Pharmacists offer recommendations for cold and flu season to guide the public to good health
Posted: Wednesday, January 26, 2011 8:01 pm
Washington, DC– The American Pharmacists Association would like to remind the public about the importance of speaking with their pharmacist during cold and flu season. A pharmacist can help patients with such things as getting a flu shot, identifying the differences between a common cold and the flu, suggesting the best over-the-counter medications and offering a recommendation when a health care provider should be seen.
The common cold and influenza are two of the most easily transmittable diseases in the United States. Although the common cold is usually mild, with symptoms lasting one to two weeks, it is a leading cause of doctor visits and missed days from school and work. Typically, children suffer from five to seven colds each year and adults from two to three.
According to the CDC, on average five to 20 percent of the U.S. population becomes ill with influenza, more than 200,000 people are hospitalized and more than 24,000 people die from seasonal flu-related complications.
A pharmacist can discuss your symptoms with you and offer advice on the best course of action. If a patient has the flu, and it is still within the first two days, a pharmacist can advise the patient and offer solutions including further evaluation and treatment options that may include prescription antiviral therapy from an authorized prescriber. If a patient has a cold, viral sinus infection or has past the two-day window with influenza, a pharmacist can suggest the best over-the-counter medications to fit his/her symptoms.
Optimizing Your Pharmacist’s Over-The-Counter Medication Suggestions
• Discuss the symptoms you are trying to treat, and the duration of those symptoms, with your pharmacist.
• Provide your pharmacist with a list of all the medications – prescription, over-the-counter and herbal – you are currently taking and any over-the-counter products you have already used and the results achieved.
• Remember that sometimes, the best medicine is none at all. Your pharmacist may recommend just a few days of rest, adequate hydration and regular, healthy meals.
• Provide the age and weight of the patient to your pharmacist. This is especially important with children’s products, as formulations are different depending on the weight of the child.
• Read product labeling, take the medication exactly as directed, learn of possible side effects, and ask your pharmacist what should be avoided while taking the medication.
• Watch for duplicate ingrdients. If you are giving your child more than one OTC medication check the active ingredient(s) used in each medication to make sure you are not giving your child more than one product with the same active ingredient.

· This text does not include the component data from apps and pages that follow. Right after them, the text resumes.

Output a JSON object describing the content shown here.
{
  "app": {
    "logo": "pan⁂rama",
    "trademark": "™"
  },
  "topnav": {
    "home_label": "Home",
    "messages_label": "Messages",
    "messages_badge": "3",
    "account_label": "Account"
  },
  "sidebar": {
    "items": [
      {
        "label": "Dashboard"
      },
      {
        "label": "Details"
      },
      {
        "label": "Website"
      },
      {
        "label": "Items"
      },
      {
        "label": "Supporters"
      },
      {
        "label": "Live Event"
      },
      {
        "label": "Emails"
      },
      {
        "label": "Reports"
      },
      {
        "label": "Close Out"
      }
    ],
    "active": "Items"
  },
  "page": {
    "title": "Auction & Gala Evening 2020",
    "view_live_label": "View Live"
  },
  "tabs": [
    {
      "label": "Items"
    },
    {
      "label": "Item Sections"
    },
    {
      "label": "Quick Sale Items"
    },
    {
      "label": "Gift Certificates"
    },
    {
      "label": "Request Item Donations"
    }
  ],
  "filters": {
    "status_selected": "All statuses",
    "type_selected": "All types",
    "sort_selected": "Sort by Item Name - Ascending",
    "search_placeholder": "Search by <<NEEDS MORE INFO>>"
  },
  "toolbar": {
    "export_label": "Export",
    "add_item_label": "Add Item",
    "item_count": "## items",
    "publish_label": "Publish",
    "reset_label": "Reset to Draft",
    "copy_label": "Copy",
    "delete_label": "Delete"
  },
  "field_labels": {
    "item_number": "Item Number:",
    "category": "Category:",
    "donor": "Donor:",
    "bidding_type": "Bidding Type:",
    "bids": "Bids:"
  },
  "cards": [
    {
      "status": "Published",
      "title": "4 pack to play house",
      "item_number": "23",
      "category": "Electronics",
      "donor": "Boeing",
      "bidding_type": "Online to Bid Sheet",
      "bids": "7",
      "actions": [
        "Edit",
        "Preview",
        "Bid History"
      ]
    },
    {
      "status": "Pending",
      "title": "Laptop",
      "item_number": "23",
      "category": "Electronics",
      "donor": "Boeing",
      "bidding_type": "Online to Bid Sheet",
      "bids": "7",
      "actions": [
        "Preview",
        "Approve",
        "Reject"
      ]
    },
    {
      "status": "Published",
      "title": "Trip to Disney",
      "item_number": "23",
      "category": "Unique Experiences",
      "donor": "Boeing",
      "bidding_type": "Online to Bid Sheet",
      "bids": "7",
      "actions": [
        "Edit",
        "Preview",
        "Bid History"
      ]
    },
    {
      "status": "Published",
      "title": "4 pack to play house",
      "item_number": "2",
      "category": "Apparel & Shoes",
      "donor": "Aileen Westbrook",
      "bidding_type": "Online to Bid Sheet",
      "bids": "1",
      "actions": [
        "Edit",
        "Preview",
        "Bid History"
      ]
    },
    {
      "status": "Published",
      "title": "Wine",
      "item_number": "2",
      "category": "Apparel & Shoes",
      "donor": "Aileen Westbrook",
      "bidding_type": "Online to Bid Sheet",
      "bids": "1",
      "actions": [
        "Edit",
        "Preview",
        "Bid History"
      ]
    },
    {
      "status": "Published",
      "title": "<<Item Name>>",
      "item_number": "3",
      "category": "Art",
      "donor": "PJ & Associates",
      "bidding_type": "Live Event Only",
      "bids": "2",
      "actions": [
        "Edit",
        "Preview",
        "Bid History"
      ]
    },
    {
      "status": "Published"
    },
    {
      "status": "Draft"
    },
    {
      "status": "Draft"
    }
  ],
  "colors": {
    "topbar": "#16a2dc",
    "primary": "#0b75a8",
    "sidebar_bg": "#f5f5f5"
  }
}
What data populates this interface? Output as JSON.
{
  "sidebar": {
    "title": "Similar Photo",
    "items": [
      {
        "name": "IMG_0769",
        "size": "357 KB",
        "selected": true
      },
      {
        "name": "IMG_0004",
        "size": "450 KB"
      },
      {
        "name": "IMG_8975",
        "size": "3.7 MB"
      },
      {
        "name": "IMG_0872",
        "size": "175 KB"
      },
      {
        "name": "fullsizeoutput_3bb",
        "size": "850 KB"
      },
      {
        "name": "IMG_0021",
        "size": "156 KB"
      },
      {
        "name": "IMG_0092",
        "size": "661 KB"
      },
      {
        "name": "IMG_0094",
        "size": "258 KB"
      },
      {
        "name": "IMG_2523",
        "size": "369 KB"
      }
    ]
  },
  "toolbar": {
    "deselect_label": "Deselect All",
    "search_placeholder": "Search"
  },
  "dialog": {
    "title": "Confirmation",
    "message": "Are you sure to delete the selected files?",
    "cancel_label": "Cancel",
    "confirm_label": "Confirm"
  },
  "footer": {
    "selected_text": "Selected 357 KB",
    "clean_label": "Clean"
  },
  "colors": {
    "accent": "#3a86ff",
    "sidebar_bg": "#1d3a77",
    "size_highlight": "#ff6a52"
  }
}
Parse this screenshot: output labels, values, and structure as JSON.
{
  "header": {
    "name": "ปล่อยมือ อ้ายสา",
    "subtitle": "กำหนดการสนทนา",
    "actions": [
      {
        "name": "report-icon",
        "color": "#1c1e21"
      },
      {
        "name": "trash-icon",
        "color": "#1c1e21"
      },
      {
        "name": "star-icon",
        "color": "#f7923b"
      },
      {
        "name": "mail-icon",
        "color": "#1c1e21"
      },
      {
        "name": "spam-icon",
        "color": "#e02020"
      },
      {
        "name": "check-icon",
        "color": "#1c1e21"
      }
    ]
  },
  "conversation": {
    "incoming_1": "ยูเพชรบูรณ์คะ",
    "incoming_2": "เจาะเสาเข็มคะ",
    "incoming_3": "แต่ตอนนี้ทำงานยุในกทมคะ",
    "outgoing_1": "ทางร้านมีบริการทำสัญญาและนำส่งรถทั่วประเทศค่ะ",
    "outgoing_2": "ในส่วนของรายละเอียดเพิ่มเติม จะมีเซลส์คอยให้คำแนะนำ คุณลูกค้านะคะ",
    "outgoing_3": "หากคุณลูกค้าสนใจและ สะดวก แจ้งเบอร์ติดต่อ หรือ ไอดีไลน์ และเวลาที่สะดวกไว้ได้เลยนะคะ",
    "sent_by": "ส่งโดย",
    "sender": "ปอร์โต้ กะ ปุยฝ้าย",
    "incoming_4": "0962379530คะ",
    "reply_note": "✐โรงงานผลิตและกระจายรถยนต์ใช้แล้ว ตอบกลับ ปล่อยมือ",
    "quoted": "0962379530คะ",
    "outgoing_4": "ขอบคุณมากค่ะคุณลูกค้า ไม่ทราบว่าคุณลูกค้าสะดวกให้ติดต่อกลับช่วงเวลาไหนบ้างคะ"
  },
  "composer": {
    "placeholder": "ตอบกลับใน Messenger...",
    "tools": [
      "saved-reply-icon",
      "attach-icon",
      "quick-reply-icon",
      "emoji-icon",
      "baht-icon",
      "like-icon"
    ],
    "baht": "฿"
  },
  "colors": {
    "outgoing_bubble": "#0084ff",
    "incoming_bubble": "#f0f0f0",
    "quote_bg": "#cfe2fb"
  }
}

• Do not use a kitchen spoon to measure liquid medications. Obtain appropriate medication administration aids (i.e. droppers, syringes, spoons, etc.) and ask the pharmacist how to use them properly.
• Don’t give medications in the dark.
Turn on the lights if your child needs medication at night. Do not give medication to a child who is not fully awake.
• Remember, most OTC medications are for temporary relief of minor symptoms. Contact your pharmacist or health care provider if your condition persists or gets worse.
• The flu, common colds and most other upper respiratory infections are caused by viruses and are NOT treated with antibiotics.An antiviral will reduce the symptoms of the flu if received within the first 48 hours of symptom onset.
• There is still time to protect your family from the flu, the CDC recommends all persons six months or older receive an influenza vaccine.
The vaccine is available throughout the flu season or as long as supply lasts. Make sure to speak with your pharmacist about your vaccination needs.
APhA encourages consumers to follow good health practices to prevent the spread of influenza, colds and other transmissible illnesses. Consumers are encouraged to cover their mouth and nose during a cough or sneeze, avoid touching the eyes, nose or mouth, and wash their hands frequently. Other good health practices to follow include using alcohol based hand sanitizer, getting plenty of regular sleep and avoiding work, school or other places of close contact when you are sick.
The American Pharmacists Association, founded in 1852 as the American Pharmaceutical Association, represents more than 62,000 practicing pharmacists, pharmaceutical scientists, student pharmacists, pharmacy technicians, and others interested in advancing the profession. APhA, dedicated to helping all pharmacists improve medication use and advance patient care, is the first-established and largest association of pharmacists in the United States.